The court’s opinion states that the federal government, through the National Security Agency (“NSA”), issued a production letter to the plaintiffs’ wireless provider requesting that the provider disclose vast quantities of consumer phone records indiscriminately, regardless of any suspicion of wrongdoing. The consumer phone records obtained by the NSA contained metadata, such as the phone numbers of outgoing and incoming calls to an individual’s account. According to the decision, the NSA (1) has collected bulk telephony metadata from multiple telecommunications providers for more than seven years, (2) has combined the metadata from the various telecommunications providers into one database, and (3) conducts sophisticated computerized searches of the metadata. The combined database is enormous, and it is updated daily. The court indicated that, based on the government’s description of its collection and review procedures, he was convinced that “everyone’s metadata” is analyzed.

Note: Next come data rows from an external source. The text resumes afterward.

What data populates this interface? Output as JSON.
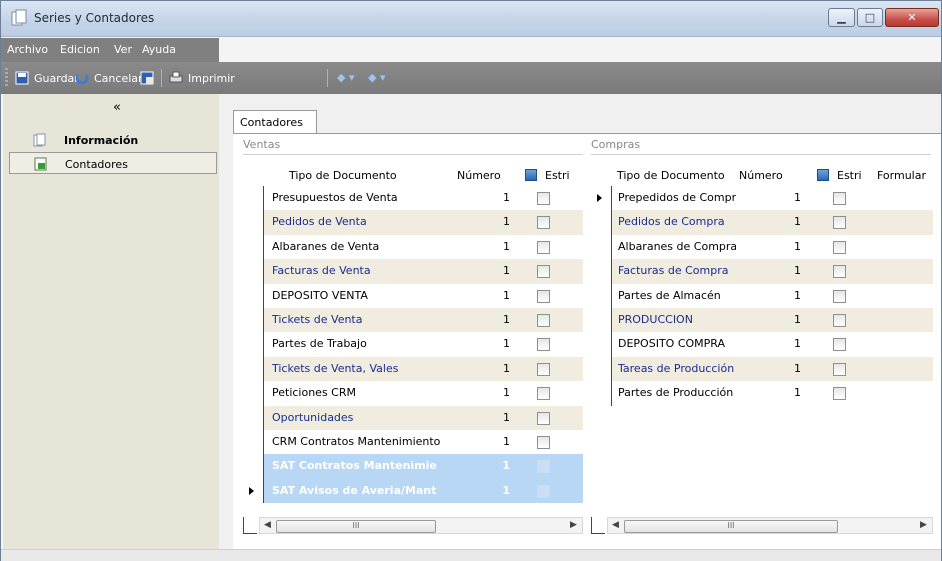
{
  "window": {
    "title": "Series y Contadores"
  },
  "menu": [
    "Archivo",
    "Edicion",
    "Ver",
    "Ayuda"
  ],
  "toolbar": {
    "save": "Guardar",
    "cancel": "Cancelar",
    "print": "Imprimir"
  },
  "sidebar": {
    "collapse": "«",
    "items": [
      {
        "label": "Información"
      },
      {
        "label": "Contadores"
      }
    ]
  },
  "tabs": [
    {
      "label": "Contadores"
    }
  ],
  "ventas": {
    "title": "Ventas",
    "headers": {
      "tipo": "Tipo de Documento",
      "numero": "Número",
      "estricto": "Estri"
    },
    "rows": [
      {
        "tipo": "Presupuestos de Venta",
        "numero": "1"
      },
      {
        "tipo": "Pedidos de Venta",
        "numero": "1"
      },
      {
        "tipo": "Albaranes de Venta",
        "numero": "1"
      },
      {
        "tipo": "Facturas de Venta",
        "numero": "1"
      },
      {
        "tipo": "DEPOSITO VENTA",
        "numero": "1"
      },
      {
        "tipo": "Tickets de Venta",
        "numero": "1"
      },
      {
        "tipo": "Partes de Trabajo",
        "numero": "1"
      },
      {
        "tipo": "Tickets de Venta, Vales",
        "numero": "1"
      },
      {
        "tipo": "Peticiones CRM",
        "numero": "1"
      },
      {
        "tipo": "Oportunidades",
        "numero": "1"
      },
      {
        "tipo": "CRM Contratos Mantenimiento",
        "numero": "1"
      },
      {
        "tipo": "SAT Contratos Mantenimie",
        "numero": "1"
      },
      {
        "tipo": "SAT Avisos de Averia/Mant",
        "numero": "1"
      }
    ]
  },
  "compras": {
    "title": "Compras",
    "headers": {
      "tipo": "Tipo de Documento",
      "numero": "Número",
      "estricto": "Estri",
      "formular": "Formular"
    },
    "rows": [
      {
        "tipo": "Prepedidos de Compr",
        "numero": "1"
      },
      {
        "tipo": "Pedidos de Compra",
        "numero": "1"
      },
      {
        "tipo": "Albaranes de Compra",
        "numero": "1"
      },
      {
        "tipo": "Facturas de Compra",
        "numero": "1"
      },
      {
        "tipo": "Partes de Almacén",
        "numero": "1"
      },
      {
        "tipo": "PRODUCCION",
        "numero": "1"
      },
      {
        "tipo": "DEPOSITO COMPRA",
        "numero": "1"
      },
      {
        "tipo": "Tareas de Producción",
        "numero": "1"
      },
      {
        "tipo": "Partes de Producción",
        "numero": "1"
      }
    ]
  },
  "scroll": {
    "thumb": "III"
  }
}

Among other allegations, the plaintiffs charged that the NSA’s data collection practices constitute unreasonable searches and seizures that violate the Fourth Amendment. The court held that plaintiffs had standing to challenge the NSA’s data collection because they could point to “strong evidence” that their telephony metadata was collected and will continue to be collected. In granting the preliminary injunction, the court found that the plaintiffs were substantially likely to succeed on the merits of their claim because it is “significantly likely” that a person’s reasonable expectation of privacy is violated when the “[g]overnment, without any basis whatsoever to suspect [him or her] of wrongdoing, collects and stores for five years their telephony metadata for purposes of subjecting it to high-tech querying and analysis without any case-by-case judicial approval.”